Rep. Markey's approach to achieving oil independence
The Post's editorial board seems to think that we must punish consumers to cut America's oil dependence and carbon pollution ["$7 a gallon?," editorial, March 5]. I fundamentally disagree.
America's oil dependence already punishes us enough, whether through volatile gas prices or the political and environmental volatility that results from buying and burning oil. Last year, America sent $250 billion overseas to buy oil, much of it to countries that do not like us very much. That is nearly half of our trade deficit. The editorial said that the Waxman-Markey bill "wouldn't do all that much to slash American oil consumption in the near future." But according to the Energy Information Agency, the bill would cut projected U.S. oil use by more than 600,000 barrels per day by 2020 (about the same as our current combined imports from Russia and Libya) and more than 1.2 million barrels per day by 2030 (nearly all of our current imports from Venezuela).
Congressional Democrats believe that the solution to our oil dependence and carbon pollution should be comprehensive. Increased fuel efficiency, cleaner renewable fuels and a new clean-energy policy established by the Waxman-Markey bill could enable America to finally tell Middle Eastern oil suppliers that we don't need their oil any more than we need their sand.
Edward J. Markey, Washington
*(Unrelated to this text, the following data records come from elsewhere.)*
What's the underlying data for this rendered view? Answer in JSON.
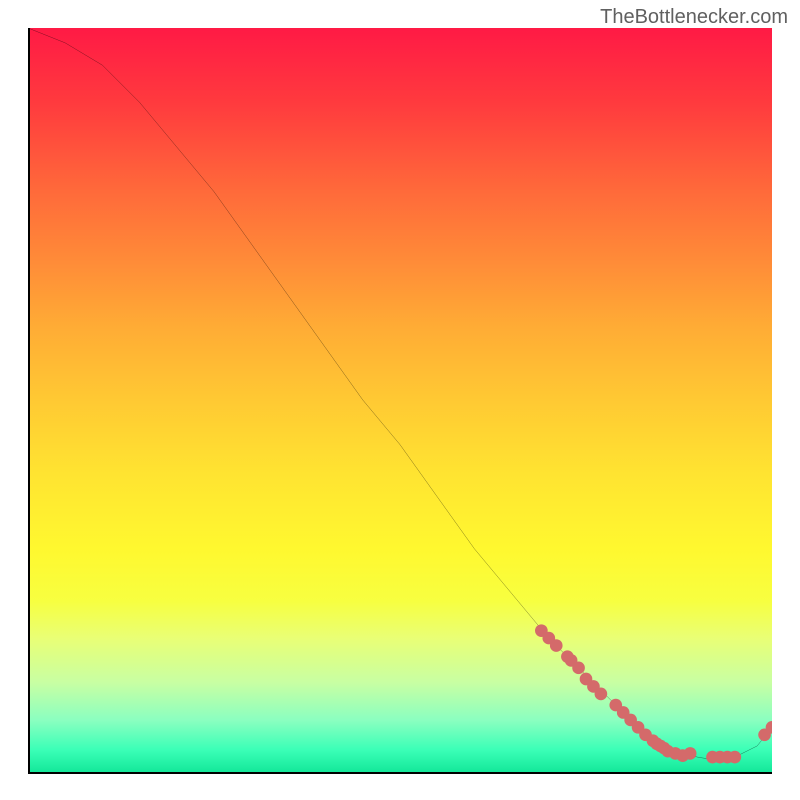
{
  "watermark": "TheBottlenecker.com",
  "chart_data": {
    "type": "line",
    "title": "",
    "xlabel": "",
    "ylabel": "",
    "xlim": [
      0,
      100
    ],
    "ylim": [
      0,
      100
    ],
    "series": [
      {
        "name": "curve",
        "x": [
          0,
          5,
          10,
          15,
          20,
          25,
          30,
          35,
          40,
          45,
          50,
          55,
          60,
          65,
          70,
          75,
          80,
          83,
          85,
          88,
          90,
          93,
          95,
          98,
          100
        ],
        "y": [
          100,
          98,
          95,
          90,
          84,
          78,
          71,
          64,
          57,
          50,
          44,
          37,
          30,
          24,
          18,
          13,
          8,
          5,
          4,
          2.5,
          2,
          1.5,
          2,
          3.5,
          6
        ]
      }
    ],
    "points": {
      "name": "markers",
      "color": "#d46a6a",
      "x": [
        69,
        70,
        71,
        72.5,
        73,
        74,
        75,
        76,
        77,
        79,
        80,
        81,
        82,
        83,
        84,
        84.5,
        85,
        85.5,
        86,
        87,
        88,
        89,
        92,
        93,
        94,
        95,
        99,
        100
      ],
      "y": [
        19,
        18,
        17,
        15.5,
        15,
        14,
        12.5,
        11.5,
        10.5,
        9,
        8,
        7,
        6,
        5,
        4.2,
        3.8,
        3.5,
        3.2,
        2.8,
        2.5,
        2.2,
        2.5,
        2,
        2,
        2,
        2,
        5,
        6
      ]
    }
  }
}
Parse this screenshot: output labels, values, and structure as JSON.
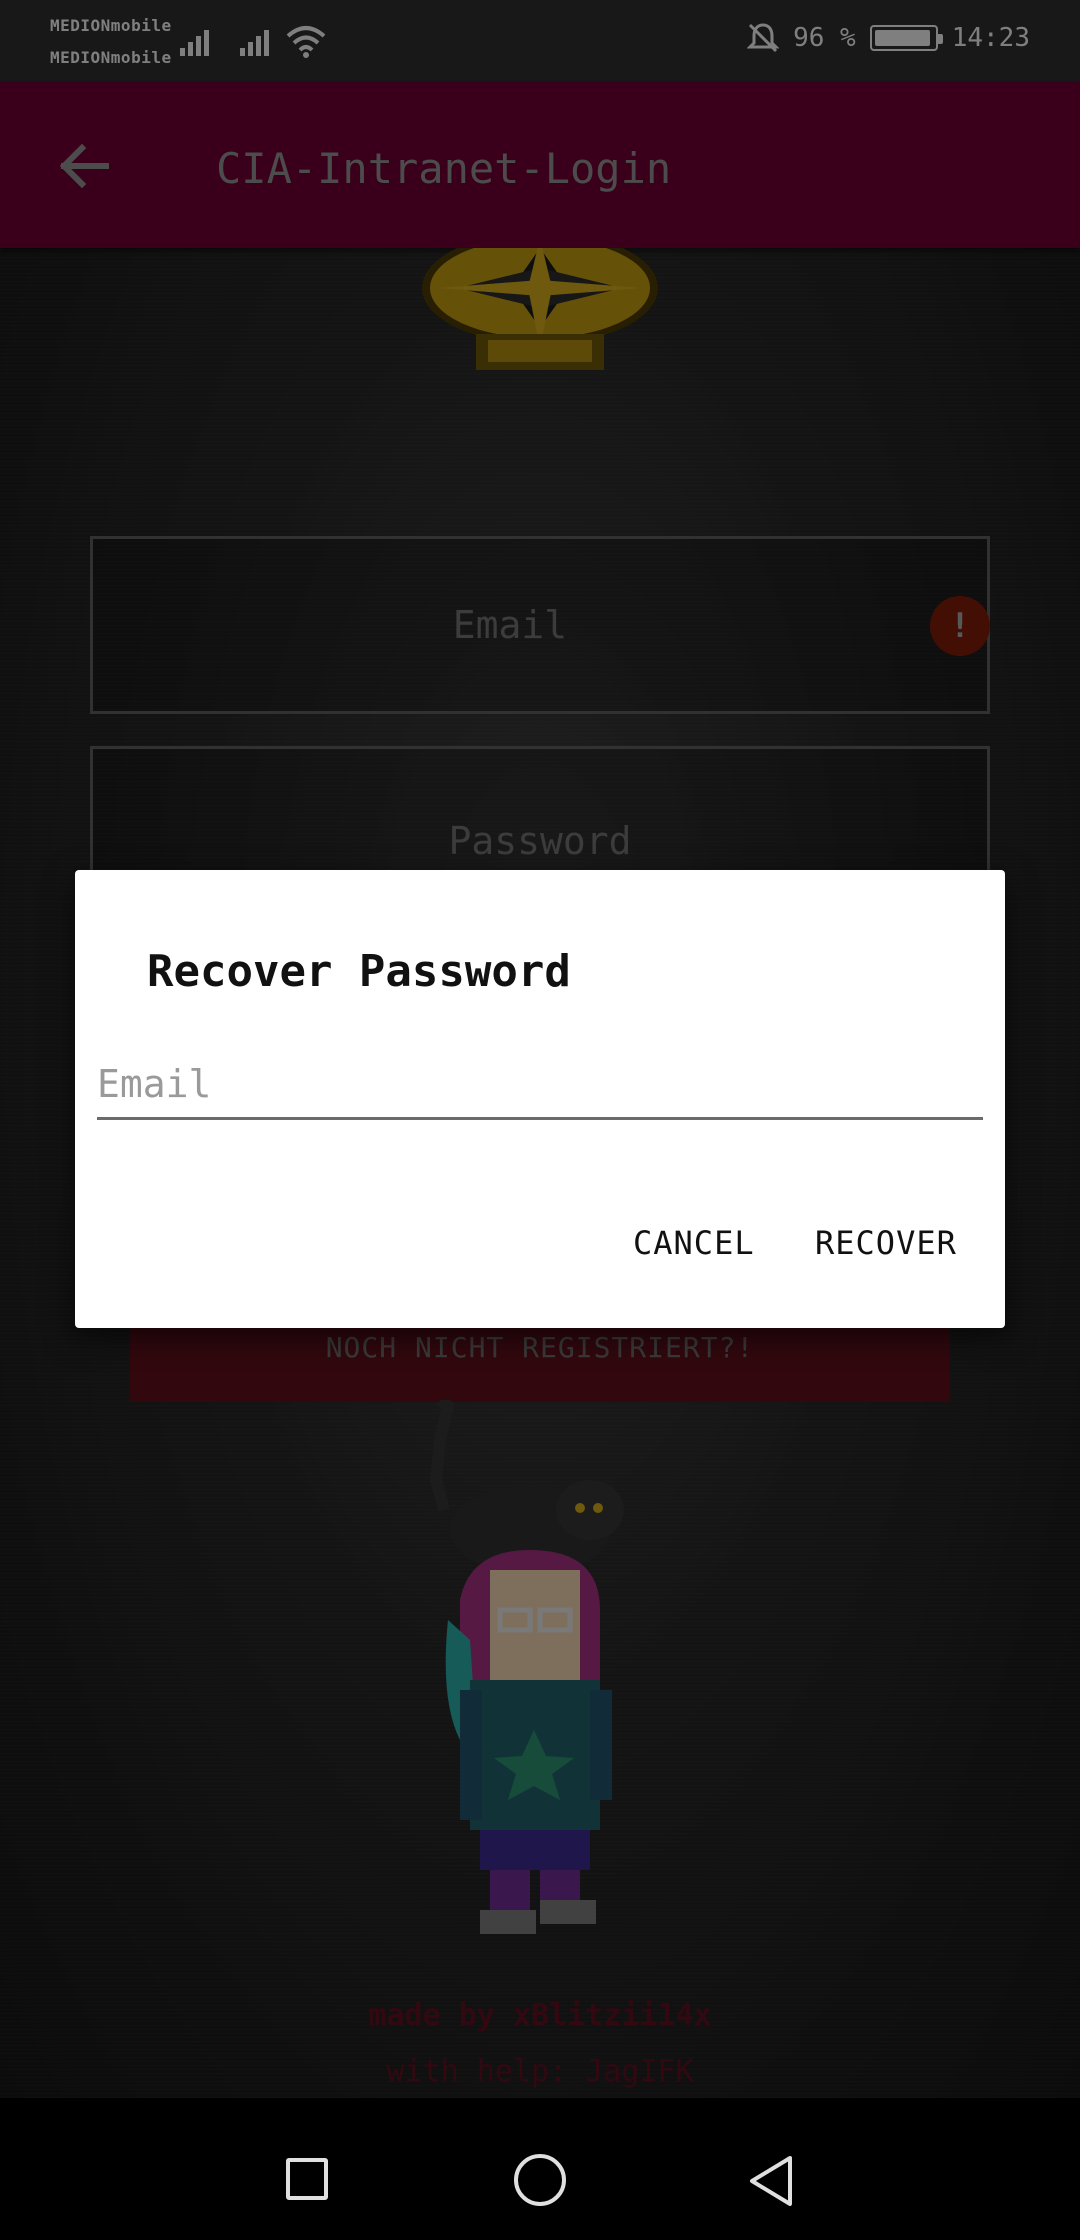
{
  "status_bar": {
    "carrier1": "MEDIONmobile",
    "carrier2": "MEDIONmobile",
    "battery_text": "96 %",
    "battery_level": 0.96,
    "time": "14:23",
    "icons": [
      "signal-icon",
      "signal-icon",
      "wifi-icon",
      "notifications-off-icon",
      "battery-icon"
    ]
  },
  "app_bar": {
    "title": "CIA-Intranet-Login",
    "color": "#6a0032"
  },
  "login": {
    "email_placeholder": "Email",
    "password_placeholder": "Password",
    "error_symbol": "!",
    "register_button": "NOCH NICHT REGISTRIERT?!"
  },
  "dialog": {
    "title": "Recover Password",
    "email_placeholder": "Email",
    "cancel_label": "CANCEL",
    "recover_label": "RECOVER"
  },
  "credits": {
    "line1": "made by xBlitzii14x",
    "line2": "with help: JagIFK"
  }
}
The writer, a Democrat from Massachusetts, is chairman of the House Select Committee on Energy Independence and Global Warming.